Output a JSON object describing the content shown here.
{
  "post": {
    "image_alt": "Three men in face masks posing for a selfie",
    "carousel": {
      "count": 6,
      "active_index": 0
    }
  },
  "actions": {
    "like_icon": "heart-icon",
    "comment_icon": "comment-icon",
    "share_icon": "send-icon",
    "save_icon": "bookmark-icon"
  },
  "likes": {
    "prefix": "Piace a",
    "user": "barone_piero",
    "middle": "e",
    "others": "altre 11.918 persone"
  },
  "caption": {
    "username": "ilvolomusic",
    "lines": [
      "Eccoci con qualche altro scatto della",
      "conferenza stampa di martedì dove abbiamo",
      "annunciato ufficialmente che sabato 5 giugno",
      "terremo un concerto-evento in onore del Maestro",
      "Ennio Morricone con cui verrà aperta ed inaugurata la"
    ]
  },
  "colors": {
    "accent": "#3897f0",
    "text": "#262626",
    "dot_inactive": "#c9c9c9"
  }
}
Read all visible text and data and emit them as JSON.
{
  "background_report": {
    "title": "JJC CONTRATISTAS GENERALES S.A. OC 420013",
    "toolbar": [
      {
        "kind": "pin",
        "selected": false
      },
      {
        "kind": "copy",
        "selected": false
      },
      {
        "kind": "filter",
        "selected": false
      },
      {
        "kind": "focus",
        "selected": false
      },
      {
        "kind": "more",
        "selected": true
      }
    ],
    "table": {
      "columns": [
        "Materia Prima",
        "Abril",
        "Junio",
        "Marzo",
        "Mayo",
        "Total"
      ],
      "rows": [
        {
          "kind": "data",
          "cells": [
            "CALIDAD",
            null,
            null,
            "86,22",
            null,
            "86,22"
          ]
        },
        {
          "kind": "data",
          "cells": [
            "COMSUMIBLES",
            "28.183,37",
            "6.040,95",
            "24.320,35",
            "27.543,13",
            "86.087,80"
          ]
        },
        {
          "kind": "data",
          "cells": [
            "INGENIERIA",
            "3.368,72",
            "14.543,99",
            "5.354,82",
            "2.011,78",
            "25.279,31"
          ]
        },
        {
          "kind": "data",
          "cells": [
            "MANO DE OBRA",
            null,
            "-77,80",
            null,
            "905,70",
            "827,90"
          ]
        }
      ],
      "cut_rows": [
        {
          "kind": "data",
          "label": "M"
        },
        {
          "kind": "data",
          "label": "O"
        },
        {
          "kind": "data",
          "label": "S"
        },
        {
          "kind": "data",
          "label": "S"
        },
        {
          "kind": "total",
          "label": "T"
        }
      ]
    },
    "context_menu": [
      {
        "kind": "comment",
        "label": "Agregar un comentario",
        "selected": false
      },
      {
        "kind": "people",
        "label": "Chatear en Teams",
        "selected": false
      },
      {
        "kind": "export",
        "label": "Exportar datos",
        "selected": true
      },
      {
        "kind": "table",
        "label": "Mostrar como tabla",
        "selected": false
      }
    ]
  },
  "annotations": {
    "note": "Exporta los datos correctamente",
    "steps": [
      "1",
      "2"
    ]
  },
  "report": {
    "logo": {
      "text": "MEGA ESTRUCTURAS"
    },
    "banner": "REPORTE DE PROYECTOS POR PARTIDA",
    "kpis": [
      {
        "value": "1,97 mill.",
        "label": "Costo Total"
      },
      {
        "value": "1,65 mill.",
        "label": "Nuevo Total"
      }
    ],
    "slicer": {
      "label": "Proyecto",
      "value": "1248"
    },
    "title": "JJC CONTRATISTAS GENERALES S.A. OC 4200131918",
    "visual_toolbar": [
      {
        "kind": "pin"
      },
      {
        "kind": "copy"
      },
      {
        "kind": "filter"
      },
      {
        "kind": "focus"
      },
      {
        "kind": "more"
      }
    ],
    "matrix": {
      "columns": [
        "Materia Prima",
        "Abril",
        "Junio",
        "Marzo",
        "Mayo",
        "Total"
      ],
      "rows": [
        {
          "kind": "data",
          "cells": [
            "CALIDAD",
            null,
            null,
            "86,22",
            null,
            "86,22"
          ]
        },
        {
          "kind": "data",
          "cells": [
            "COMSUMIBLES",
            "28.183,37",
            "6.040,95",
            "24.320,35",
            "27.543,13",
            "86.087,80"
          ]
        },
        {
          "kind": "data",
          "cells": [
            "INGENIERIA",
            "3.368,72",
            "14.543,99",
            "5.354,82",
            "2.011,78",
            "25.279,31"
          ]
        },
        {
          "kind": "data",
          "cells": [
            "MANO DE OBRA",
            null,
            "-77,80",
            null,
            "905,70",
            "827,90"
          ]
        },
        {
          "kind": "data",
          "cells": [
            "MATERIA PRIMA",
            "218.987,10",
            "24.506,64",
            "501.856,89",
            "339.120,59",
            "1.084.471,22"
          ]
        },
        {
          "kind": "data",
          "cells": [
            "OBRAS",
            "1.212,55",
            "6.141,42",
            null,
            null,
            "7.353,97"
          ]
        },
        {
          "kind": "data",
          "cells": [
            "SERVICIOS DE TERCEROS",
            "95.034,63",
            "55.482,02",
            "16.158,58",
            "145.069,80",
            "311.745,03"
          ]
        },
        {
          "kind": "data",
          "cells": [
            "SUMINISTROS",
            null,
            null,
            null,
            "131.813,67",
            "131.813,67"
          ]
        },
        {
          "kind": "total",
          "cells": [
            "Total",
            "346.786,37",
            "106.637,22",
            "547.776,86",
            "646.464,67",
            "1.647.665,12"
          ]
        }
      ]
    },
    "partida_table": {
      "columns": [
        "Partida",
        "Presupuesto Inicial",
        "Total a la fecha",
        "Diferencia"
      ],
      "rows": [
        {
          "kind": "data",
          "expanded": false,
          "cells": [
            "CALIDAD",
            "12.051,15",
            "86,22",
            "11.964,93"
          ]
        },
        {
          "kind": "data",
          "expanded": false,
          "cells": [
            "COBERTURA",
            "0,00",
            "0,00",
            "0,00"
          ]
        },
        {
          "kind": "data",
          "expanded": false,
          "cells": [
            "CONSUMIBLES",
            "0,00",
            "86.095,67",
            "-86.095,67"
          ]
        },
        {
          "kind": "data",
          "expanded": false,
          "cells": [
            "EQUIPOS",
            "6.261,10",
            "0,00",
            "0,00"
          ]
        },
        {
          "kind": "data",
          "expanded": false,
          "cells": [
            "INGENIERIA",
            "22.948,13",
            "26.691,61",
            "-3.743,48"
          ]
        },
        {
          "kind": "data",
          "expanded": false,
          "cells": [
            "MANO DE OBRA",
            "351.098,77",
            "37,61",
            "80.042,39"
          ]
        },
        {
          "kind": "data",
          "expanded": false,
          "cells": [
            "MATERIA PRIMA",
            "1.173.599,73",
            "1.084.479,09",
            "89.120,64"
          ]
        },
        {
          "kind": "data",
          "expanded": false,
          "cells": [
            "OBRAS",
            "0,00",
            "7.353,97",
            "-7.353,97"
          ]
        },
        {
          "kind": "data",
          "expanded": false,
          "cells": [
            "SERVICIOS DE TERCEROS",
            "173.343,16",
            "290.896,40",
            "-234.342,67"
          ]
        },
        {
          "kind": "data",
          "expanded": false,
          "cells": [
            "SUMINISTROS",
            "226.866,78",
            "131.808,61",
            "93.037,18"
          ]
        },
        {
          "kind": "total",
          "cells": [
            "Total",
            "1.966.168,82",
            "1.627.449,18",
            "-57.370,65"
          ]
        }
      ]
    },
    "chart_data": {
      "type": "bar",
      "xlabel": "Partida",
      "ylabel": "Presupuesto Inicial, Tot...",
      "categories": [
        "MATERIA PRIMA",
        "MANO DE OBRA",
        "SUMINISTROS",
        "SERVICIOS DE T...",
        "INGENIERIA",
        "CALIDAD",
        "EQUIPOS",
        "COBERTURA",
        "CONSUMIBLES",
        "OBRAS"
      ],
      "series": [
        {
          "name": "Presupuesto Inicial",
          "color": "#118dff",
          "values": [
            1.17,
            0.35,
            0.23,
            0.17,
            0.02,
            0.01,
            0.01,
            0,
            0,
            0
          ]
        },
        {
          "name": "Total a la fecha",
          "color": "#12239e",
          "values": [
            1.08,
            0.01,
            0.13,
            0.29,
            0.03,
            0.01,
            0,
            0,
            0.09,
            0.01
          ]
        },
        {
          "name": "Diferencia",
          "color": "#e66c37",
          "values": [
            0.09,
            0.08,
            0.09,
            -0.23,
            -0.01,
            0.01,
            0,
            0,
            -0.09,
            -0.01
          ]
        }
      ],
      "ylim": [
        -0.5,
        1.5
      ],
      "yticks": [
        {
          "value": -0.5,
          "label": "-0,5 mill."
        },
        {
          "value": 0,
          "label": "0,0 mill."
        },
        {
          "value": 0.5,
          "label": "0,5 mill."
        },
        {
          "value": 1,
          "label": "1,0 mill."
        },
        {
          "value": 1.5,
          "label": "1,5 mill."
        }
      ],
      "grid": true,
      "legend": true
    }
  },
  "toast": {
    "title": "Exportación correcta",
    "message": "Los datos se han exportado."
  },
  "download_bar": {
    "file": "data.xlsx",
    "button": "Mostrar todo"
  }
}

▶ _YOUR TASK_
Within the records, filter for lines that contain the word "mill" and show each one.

▶ _WRITTEN SOLUTION_
        "value": "1,97 mill.",
        "value": "1,65 mill.",
          "label": "-0,5 mill."
          "label": "0,0 mill."
          "label": "0,5 mill."
          "label": "1,0 mill."
          "label": "1,5 mill."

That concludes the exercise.